He explains that he reads the Bible more than most people do and that he also consults many commentaries and exegetical works. For this reason, he does not feel that the exhibition particularly increased his knowledge.
“But I was really pleased to see knowledge being made available to the general public,” he emphasises.
Claire and Matthias Ziminski are very active in their Catholic church. Claire was one of the volunteers who welcomed visitors to the exhibition.
‘You’ll remember it for the rest of your life’
Claire and Matthias invited their neighbours – a Jew married to a Catholic and a couple who no longer have links with their religion – to the exhibition.
“They came once to please us and then, having become interested, they returned for a guided tour. They realised that they were missing a lot by going around by themselves,” says Claire.

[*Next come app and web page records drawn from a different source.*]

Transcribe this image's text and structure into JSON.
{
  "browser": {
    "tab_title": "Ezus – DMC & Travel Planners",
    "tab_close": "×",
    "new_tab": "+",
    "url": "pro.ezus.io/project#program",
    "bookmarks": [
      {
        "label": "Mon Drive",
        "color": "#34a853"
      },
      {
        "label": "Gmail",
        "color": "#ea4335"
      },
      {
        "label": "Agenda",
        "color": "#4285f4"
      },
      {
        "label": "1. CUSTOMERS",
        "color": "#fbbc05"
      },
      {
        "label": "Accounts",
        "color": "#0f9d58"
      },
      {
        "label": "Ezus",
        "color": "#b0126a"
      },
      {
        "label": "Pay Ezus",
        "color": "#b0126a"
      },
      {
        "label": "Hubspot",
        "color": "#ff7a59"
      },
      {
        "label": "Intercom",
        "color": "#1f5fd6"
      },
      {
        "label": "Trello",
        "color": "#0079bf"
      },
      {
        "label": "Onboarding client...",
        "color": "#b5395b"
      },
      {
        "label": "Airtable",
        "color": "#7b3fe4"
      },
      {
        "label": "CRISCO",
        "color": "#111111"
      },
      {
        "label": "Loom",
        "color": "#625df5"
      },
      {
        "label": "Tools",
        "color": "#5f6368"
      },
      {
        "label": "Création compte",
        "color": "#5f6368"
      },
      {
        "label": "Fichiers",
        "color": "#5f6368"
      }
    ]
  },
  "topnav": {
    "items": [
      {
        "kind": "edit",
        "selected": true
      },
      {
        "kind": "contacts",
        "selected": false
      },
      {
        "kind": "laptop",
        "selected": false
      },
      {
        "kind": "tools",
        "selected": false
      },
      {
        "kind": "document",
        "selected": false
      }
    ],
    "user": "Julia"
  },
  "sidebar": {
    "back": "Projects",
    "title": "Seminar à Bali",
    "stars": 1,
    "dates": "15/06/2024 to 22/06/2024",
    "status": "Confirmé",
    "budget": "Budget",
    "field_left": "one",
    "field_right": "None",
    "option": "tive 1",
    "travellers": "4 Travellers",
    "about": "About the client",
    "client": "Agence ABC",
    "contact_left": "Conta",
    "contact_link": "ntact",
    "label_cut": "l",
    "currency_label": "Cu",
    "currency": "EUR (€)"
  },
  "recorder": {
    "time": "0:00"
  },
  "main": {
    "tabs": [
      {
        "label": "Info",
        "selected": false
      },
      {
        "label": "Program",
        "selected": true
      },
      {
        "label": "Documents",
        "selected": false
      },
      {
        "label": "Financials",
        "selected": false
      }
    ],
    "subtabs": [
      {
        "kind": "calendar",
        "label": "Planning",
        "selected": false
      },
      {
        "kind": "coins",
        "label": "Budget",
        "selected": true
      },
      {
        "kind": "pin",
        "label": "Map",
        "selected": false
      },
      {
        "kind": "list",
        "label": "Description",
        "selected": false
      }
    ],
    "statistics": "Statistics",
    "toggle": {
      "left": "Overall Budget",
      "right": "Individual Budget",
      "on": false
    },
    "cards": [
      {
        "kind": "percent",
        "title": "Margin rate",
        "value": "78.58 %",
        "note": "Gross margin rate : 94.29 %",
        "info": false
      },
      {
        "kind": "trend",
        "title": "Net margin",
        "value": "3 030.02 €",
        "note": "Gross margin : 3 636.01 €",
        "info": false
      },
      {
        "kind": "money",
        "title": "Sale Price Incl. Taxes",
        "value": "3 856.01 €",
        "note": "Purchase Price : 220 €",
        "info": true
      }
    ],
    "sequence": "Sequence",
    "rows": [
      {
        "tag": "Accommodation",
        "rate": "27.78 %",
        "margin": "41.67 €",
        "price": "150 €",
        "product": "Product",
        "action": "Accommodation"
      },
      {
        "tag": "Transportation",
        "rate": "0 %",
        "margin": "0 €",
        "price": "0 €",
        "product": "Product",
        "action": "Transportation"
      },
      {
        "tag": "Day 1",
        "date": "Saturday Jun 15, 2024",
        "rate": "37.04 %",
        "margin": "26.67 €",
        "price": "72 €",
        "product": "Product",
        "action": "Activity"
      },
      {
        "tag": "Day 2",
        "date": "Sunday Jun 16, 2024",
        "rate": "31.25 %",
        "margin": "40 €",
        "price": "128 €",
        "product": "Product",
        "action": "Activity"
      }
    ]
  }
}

“Personally, what impressed me was that the Bible is not just one book but books. Thanks to the panel in the exhibition which presents all the books of the Bible as if they were in a library, you’ll remember it for the rest of your life! I’d never have imagined that a visual presentation like that would have such an impact.”
Sense of community
Claire mentions that some visitors expressed regret that the exhibition is not more religious. Personally, she greatly enjoyed its cultural dimension and the ecumenism which guided its organisation. Whenever she could, she took part in one of the guided tours, always choosing a Protestant guide so that she could benefit from an alternative view of the Bible. She was struck by the great diversity of those involved in staging the exhibition and by the sincerity each one showed.
“It was clear that there was a sense of community around something that we genuinely have in common. The Bible, and Christ as well. Even if some people talk about ‘religions of the Book’, it’s Christ who is at the centre of our faith, it’s Christ we love,” she concludes.